Adjusted for those factors, the company said circulation would have actually increased 1 percent. Dow Jones experienced a 10 percent increase in circulation revenue, led by The Wall Street Journal.
Digital revenue represented 26 percent of news and information services revenue, up from 23 percent at the same time last year. The Wall Street Journal's daily digital-only subscribers increased to 1.27 million from 948,000 last year.
The company did not specify the number of Wall Street Journal print subscribers, though it did mention lower print volume contributed to a decrease in circulation and subscription revenue. However, it said a decrease in full-year earnings before interest, tax, depreciation and amortization was partially offset by lower costs due to restructuring and savings from lower print volume.
Digital real estate services such as realtor.com continued to fuel News Corp's growth. Revenue increased 10 percent from the year-ago quarter. It was the only category where revenue increased. News and information services, book publishing and cable network programming all decreased from the same time last year.
Chief Financial Officer Susan Panuccio said on a call with investors that News Corp's expansion into digital real estate is poised to fuel the company's growth. CEO Robert Thomson reiterated Panuccio's confidence.

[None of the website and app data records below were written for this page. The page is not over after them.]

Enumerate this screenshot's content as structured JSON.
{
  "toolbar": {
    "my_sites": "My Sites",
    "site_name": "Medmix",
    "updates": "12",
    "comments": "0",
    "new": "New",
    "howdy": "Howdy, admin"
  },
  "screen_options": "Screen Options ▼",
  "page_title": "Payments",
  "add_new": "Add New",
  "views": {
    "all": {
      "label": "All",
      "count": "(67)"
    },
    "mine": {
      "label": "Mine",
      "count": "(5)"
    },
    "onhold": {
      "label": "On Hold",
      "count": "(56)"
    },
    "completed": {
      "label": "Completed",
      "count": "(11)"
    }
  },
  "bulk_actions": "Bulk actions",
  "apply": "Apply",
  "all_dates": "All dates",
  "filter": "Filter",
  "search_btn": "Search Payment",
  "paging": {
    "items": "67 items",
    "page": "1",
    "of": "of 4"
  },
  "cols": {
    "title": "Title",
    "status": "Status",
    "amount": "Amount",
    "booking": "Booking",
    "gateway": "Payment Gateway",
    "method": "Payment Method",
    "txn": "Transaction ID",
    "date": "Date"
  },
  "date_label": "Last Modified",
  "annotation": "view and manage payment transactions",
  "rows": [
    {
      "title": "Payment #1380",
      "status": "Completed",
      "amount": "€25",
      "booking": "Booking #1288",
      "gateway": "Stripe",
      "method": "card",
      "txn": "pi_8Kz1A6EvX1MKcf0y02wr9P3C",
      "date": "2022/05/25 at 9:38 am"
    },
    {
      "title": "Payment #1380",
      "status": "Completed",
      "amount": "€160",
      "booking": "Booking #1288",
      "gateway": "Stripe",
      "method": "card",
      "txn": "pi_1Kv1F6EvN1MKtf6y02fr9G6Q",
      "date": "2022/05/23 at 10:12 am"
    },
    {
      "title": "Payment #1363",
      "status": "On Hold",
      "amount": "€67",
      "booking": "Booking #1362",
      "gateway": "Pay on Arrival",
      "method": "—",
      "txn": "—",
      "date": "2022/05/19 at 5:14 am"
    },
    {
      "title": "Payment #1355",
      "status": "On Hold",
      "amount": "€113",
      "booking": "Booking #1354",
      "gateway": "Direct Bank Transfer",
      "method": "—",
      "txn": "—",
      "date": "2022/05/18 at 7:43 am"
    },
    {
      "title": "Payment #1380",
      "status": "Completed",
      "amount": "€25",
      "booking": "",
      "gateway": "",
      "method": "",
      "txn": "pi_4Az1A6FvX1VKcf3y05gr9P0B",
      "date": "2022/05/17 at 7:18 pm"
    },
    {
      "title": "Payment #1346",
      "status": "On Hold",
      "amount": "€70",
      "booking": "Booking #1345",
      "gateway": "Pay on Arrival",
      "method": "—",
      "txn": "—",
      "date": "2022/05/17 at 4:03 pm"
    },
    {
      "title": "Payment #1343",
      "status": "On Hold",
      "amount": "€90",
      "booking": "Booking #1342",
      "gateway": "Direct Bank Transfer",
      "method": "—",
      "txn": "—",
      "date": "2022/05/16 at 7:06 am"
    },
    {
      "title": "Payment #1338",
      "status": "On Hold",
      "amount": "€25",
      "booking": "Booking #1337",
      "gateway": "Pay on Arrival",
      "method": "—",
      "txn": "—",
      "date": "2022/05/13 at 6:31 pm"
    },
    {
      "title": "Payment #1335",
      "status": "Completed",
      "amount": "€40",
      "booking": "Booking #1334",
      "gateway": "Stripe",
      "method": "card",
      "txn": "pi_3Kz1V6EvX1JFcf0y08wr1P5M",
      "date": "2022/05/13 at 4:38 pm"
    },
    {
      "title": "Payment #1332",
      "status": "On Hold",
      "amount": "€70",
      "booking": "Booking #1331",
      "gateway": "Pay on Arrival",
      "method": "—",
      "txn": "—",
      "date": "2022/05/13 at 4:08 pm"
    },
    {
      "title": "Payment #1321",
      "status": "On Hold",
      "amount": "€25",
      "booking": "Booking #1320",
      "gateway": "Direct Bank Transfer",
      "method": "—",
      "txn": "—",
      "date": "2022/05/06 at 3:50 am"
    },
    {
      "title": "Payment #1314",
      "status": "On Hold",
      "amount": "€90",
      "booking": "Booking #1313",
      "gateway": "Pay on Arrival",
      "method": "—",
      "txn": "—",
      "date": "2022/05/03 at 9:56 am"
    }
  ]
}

"As custodians of the company with the proudest of histories, we know that our past is a platform for our future," Thomson said. "For these reasons and more, we're looking forward to the coming year with much confidence in the prospects for shareholders and our partners."
The Journal announced last month it would continue restructuring the company to try and transform it into a digital-first operation. The news outlet's editor-in-chief, Gerard Baker, told employees in a memo that the newsroom's staff size of about 1,300 jobs would stay "roughly stable." The Journal started its reorganization last fall.
Despite struggles at the company's media outlets, shares of News Corp have risen about 20 percent this year.